Data about app and page elements
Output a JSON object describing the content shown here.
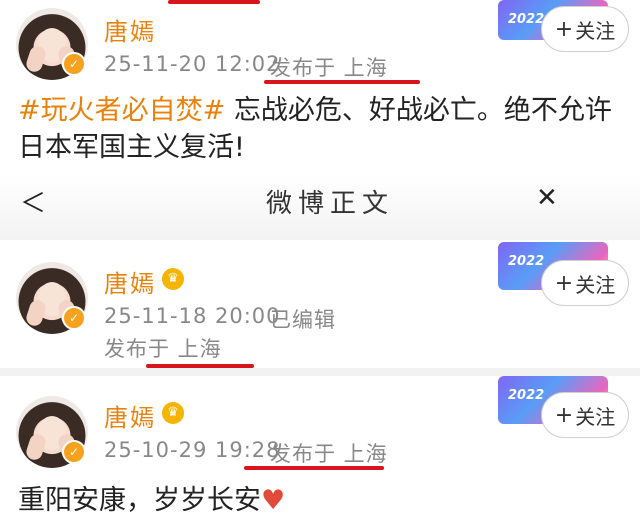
{
  "posts": [
    {
      "user": "唐嫣",
      "time": "25-11-20 12:02",
      "location": "发布于 上海",
      "follow_label": "关注",
      "topic": "#玩火者必自焚#",
      "text": " 忘战必危、好战必亡。绝不允许日本军国主义复活!"
    },
    {
      "user": "唐嫣",
      "time": "25-11-18 20:00",
      "edited": "已编辑",
      "location": "发布于 上海",
      "follow_label": "关注"
    },
    {
      "user": "唐嫣",
      "time": "25-10-29 19:28",
      "location": "发布于 上海",
      "follow_label": "关注",
      "text": "重阳安康，岁岁长安"
    }
  ],
  "nav": {
    "title": "微博正文"
  },
  "deco": {
    "year": "2022"
  },
  "colors": {
    "username": "#e8820c",
    "highlight_line": "#d8141c",
    "verified": "#f6a21e"
  }
}
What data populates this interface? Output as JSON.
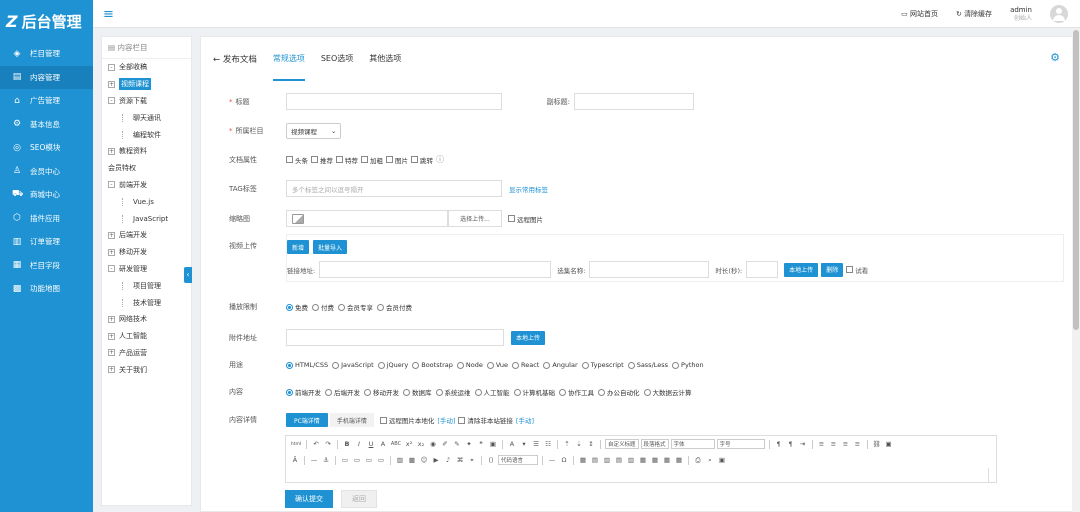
{
  "app": {
    "logo_mark": "Z",
    "logo_text": "后台管理"
  },
  "sidebar": {
    "items": [
      {
        "icon": "layers-icon",
        "glyph": "◈",
        "label": "栏目管理"
      },
      {
        "icon": "document-icon",
        "glyph": "▤",
        "label": "内容管理",
        "active": true
      },
      {
        "icon": "home-icon",
        "glyph": "⌂",
        "label": "广告管理"
      },
      {
        "icon": "gear-icon",
        "glyph": "⚙",
        "label": "基本信息"
      },
      {
        "icon": "seo-icon",
        "glyph": "◎",
        "label": "SEO模块"
      },
      {
        "icon": "user-icon",
        "glyph": "♙",
        "label": "会员中心"
      },
      {
        "icon": "cart-icon",
        "glyph": "⛟",
        "label": "商城中心"
      },
      {
        "icon": "plugin-icon",
        "glyph": "⬡",
        "label": "插件应用"
      },
      {
        "icon": "order-icon",
        "glyph": "▥",
        "label": "订单管理"
      },
      {
        "icon": "field-icon",
        "glyph": "▦",
        "label": "栏目字段"
      },
      {
        "icon": "grid-icon",
        "glyph": "▩",
        "label": "功能地图"
      }
    ]
  },
  "topbar": {
    "home": "网站首页",
    "cache": "清除缓存",
    "user": "admin",
    "role": "创始人"
  },
  "tree": {
    "title": "内容栏目",
    "items": [
      {
        "label": "全部收稿",
        "pm": "-",
        "indent": 0
      },
      {
        "label": "视频课程",
        "pm": "+",
        "indent": 0,
        "hl": true
      },
      {
        "label": "资源下载",
        "pm": "-",
        "indent": 0
      },
      {
        "label": "聊天通讯",
        "pm": "",
        "indent": 1
      },
      {
        "label": "编程软件",
        "pm": "",
        "indent": 1
      },
      {
        "label": "教程资料",
        "pm": "+",
        "indent": 0
      },
      {
        "label": "会员特权",
        "pm": "",
        "indent": 0
      },
      {
        "label": "前端开发",
        "pm": "-",
        "indent": 0
      },
      {
        "label": "Vue.js",
        "pm": "",
        "indent": 1
      },
      {
        "label": "JavaScript",
        "pm": "",
        "indent": 1
      },
      {
        "label": "后端开发",
        "pm": "+",
        "indent": 0
      },
      {
        "label": "移动开发",
        "pm": "+",
        "indent": 0
      },
      {
        "label": "研发管理",
        "pm": "-",
        "indent": 0
      },
      {
        "label": "项目管理",
        "pm": "",
        "indent": 1
      },
      {
        "label": "技术管理",
        "pm": "",
        "indent": 1
      },
      {
        "label": "网络技术",
        "pm": "+",
        "indent": 0
      },
      {
        "label": "人工智能",
        "pm": "+",
        "indent": 0
      },
      {
        "label": "产品运营",
        "pm": "+",
        "indent": 0
      },
      {
        "label": "关于我们",
        "pm": "+",
        "indent": 0
      }
    ]
  },
  "tabs": {
    "back": "← 发布文档",
    "items": [
      "常规选项",
      "SEO选项",
      "其他选项"
    ]
  },
  "form": {
    "title_label": "标题",
    "subtitle_label": "副标题:",
    "category_label": "所属栏目",
    "category_value": "视频课程",
    "attr_label": "文档属性",
    "attrs": [
      "头条",
      "推荐",
      "特荐",
      "加粗",
      "图片",
      "跳转"
    ],
    "tag_label": "TAG标签",
    "tag_placeholder": "多个标签之间以逗号隔开",
    "tag_link": "显示常用标签",
    "thumb_label": "缩略图",
    "thumb_btn": "选择上传...",
    "thumb_remote": "远程图片",
    "video_label": "视频上传",
    "video_btn_new": "新增",
    "video_btn_batch": "批量导入",
    "video_link_label": "链接地址:",
    "video_name_label": "选集名称:",
    "video_dur_label": "时长(秒):",
    "video_local_btn": "本地上传",
    "video_del_btn": "删除",
    "video_trial": "试看",
    "play_label": "播放限制",
    "play_opts": [
      "免费",
      "付费",
      "会员专享",
      "会员付费"
    ],
    "attach_label": "附件地址",
    "attach_btn": "本地上传",
    "use_label": "用途",
    "use_opts": [
      "HTML/CSS",
      "JavaScript",
      "jQuery",
      "Bootstrap",
      "Node",
      "Vue",
      "React",
      "Angular",
      "Typescript",
      "Sass/Less",
      "Python"
    ],
    "content_label": "内容",
    "content_opts": [
      "前端开发",
      "后端开发",
      "移动开发",
      "数据库",
      "系统运维",
      "人工智能",
      "计算机基础",
      "协作工具",
      "办公自动化",
      "大数据云计算"
    ],
    "detail_label": "内容详情",
    "detail_tab_pc": "PC端详情",
    "detail_tab_mobile": "手机端详情",
    "detail_opt1": "远程图片本地化",
    "detail_opt1_link": "[手动]",
    "detail_opt2": "清除非本站链接",
    "detail_opt2_link": "[手动]",
    "editor_selects": [
      "自定义标题",
      "段落格式",
      "字体",
      "字号",
      "代码语言"
    ],
    "submit": "确认提交",
    "back": "返回"
  }
}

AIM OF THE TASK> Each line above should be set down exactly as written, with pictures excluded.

ANSWER SPACE>
Output a JSON object describing the content shown here.
{
  "posts": [
    {
      "user": "唐嫣",
      "time": "25-11-20 12:02",
      "location": "发布于 上海",
      "follow_label": "关注",
      "topic": "#玩火者必自焚#",
      "text": " 忘战必危、好战必亡。绝不允许日本军国主义复活!"
    },
    {
      "user": "唐嫣",
      "time": "25-11-18 20:00",
      "edited": "已编辑",
      "location": "发布于 上海",
      "follow_label": "关注"
    },
    {
      "user": "唐嫣",
      "time": "25-10-29 19:28",
      "location": "发布于 上海",
      "follow_label": "关注",
      "text": "重阳安康，岁岁长安"
    }
  ],
  "nav": {
    "title": "微博正文"
  },
  "deco": {
    "year": "2022"
  },
  "colors": {
    "username": "#e8820c",
    "highlight_line": "#d8141c",
    "verified": "#f6a21e"
  }
}
What data populates this interface? Output as JSON.
{
  "app": {
    "logo_mark": "Z",
    "logo_text": "后台管理"
  },
  "sidebar": {
    "items": [
      {
        "icon": "layers-icon",
        "glyph": "◈",
        "label": "栏目管理"
      },
      {
        "icon": "document-icon",
        "glyph": "▤",
        "label": "内容管理",
        "active": true
      },
      {
        "icon": "home-icon",
        "glyph": "⌂",
        "label": "广告管理"
      },
      {
        "icon": "gear-icon",
        "glyph": "⚙",
        "label": "基本信息"
      },
      {
        "icon": "seo-icon",
        "glyph": "◎",
        "label": "SEO模块"
      },
      {
        "icon": "user-icon",
        "glyph": "♙",
        "label": "会员中心"
      },
      {
        "icon": "cart-icon",
        "glyph": "⛟",
        "label": "商城中心"
      },
      {
        "icon": "plugin-icon",
        "glyph": "⬡",
        "label": "插件应用"
      },
      {
        "icon": "order-icon",
        "glyph": "▥",
        "label": "订单管理"
      },
      {
        "icon": "field-icon",
        "glyph": "▦",
        "label": "栏目字段"
      },
      {
        "icon": "grid-icon",
        "glyph": "▩",
        "label": "功能地图"
      }
    ]
  },
  "topbar": {
    "home": "网站首页",
    "cache": "清除缓存",
    "user": "admin",
    "role": "创始人"
  },
  "tree": {
    "title": "内容栏目",
    "items": [
      {
        "label": "全部收稿",
        "pm": "-",
        "indent": 0
      },
      {
        "label": "视频课程",
        "pm": "+",
        "indent": 0,
        "hl": true
      },
      {
        "label": "资源下载",
        "pm": "-",
        "indent": 0
      },
      {
        "label": "聊天通讯",
        "pm": "",
        "indent": 1
      },
      {
        "label": "编程软件",
        "pm": "",
        "indent": 1
      },
      {
        "label": "教程资料",
        "pm": "+",
        "indent": 0
      },
      {
        "label": "会员特权",
        "pm": "",
        "indent": 0
      },
      {
        "label": "前端开发",
        "pm": "-",
        "indent": 0
      },
      {
        "label": "Vue.js",
        "pm": "",
        "indent": 1
      },
      {
        "label": "JavaScript",
        "pm": "",
        "indent": 1
      },
      {
        "label": "后端开发",
        "pm": "+",
        "indent": 0
      },
      {
        "label": "移动开发",
        "pm": "+",
        "indent": 0
      },
      {
        "label": "研发管理",
        "pm": "-",
        "indent": 0
      },
      {
        "label": "项目管理",
        "pm": "",
        "indent": 1
      },
      {
        "label": "技术管理",
        "pm": "",
        "indent": 1
      },
      {
        "label": "网络技术",
        "pm": "+",
        "indent": 0
      },
      {
        "label": "人工智能",
        "pm": "+",
        "indent": 0
      },
      {
        "label": "产品运营",
        "pm": "+",
        "indent": 0
      },
      {
        "label": "关于我们",
        "pm": "+",
        "indent": 0
      }
    ]
  },
  "tabs": {
    "back": "← 发布文档",
    "items": [
      "常规选项",
      "SEO选项",
      "其他选项"
    ]
  },
  "form": {
    "title_label": "标题",
    "subtitle_label": "副标题:",
    "category_label": "所属栏目",
    "category_value": "视频课程",
    "attr_label": "文档属性",
    "attrs": [
      "头条",
      "推荐",
      "特荐",
      "加粗",
      "图片",
      "跳转"
    ],
    "tag_label": "TAG标签",
    "tag_placeholder": "多个标签之间以逗号隔开",
    "tag_link": "显示常用标签",
    "thumb_label": "缩略图",
    "thumb_btn": "选择上传...",
    "thumb_remote": "远程图片",
    "video_label": "视频上传",
    "video_btn_new": "新增",
    "video_btn_batch": "批量导入",
    "video_link_label": "链接地址:",
    "video_name_label": "选集名称:",
    "video_dur_label": "时长(秒):",
    "video_local_btn": "本地上传",
    "video_del_btn": "删除",
    "video_trial": "试看",
    "play_label": "播放限制",
    "play_opts": [
      "免费",
      "付费",
      "会员专享",
      "会员付费"
    ],
    "attach_label": "附件地址",
    "attach_btn": "本地上传",
    "use_label": "用途",
    "use_opts": [
      "HTML/CSS",
      "JavaScript",
      "jQuery",
      "Bootstrap",
      "Node",
      "Vue",
      "React",
      "Angular",
      "Typescript",
      "Sass/Less",
      "Python"
    ],
    "content_label": "内容",
    "content_opts": [
      "前端开发",
      "后端开发",
      "移动开发",
      "数据库",
      "系统运维",
      "人工智能",
      "计算机基础",
      "协作工具",
      "办公自动化",
      "大数据云计算"
    ],
    "detail_label": "内容详情",
    "detail_tab_pc": "PC端详情",
    "detail_tab_mobile": "手机端详情",
    "detail_opt1": "远程图片本地化",
    "detail_opt1_link": "[手动]",
    "detail_opt2": "清除非本站链接",
    "detail_opt2_link": "[手动]",
    "editor_selects": [
      "自定义标题",
      "段落格式",
      "字体",
      "字号",
      "代码语言"
    ],
    "submit": "确认提交",
    "back": "返回"
  }
}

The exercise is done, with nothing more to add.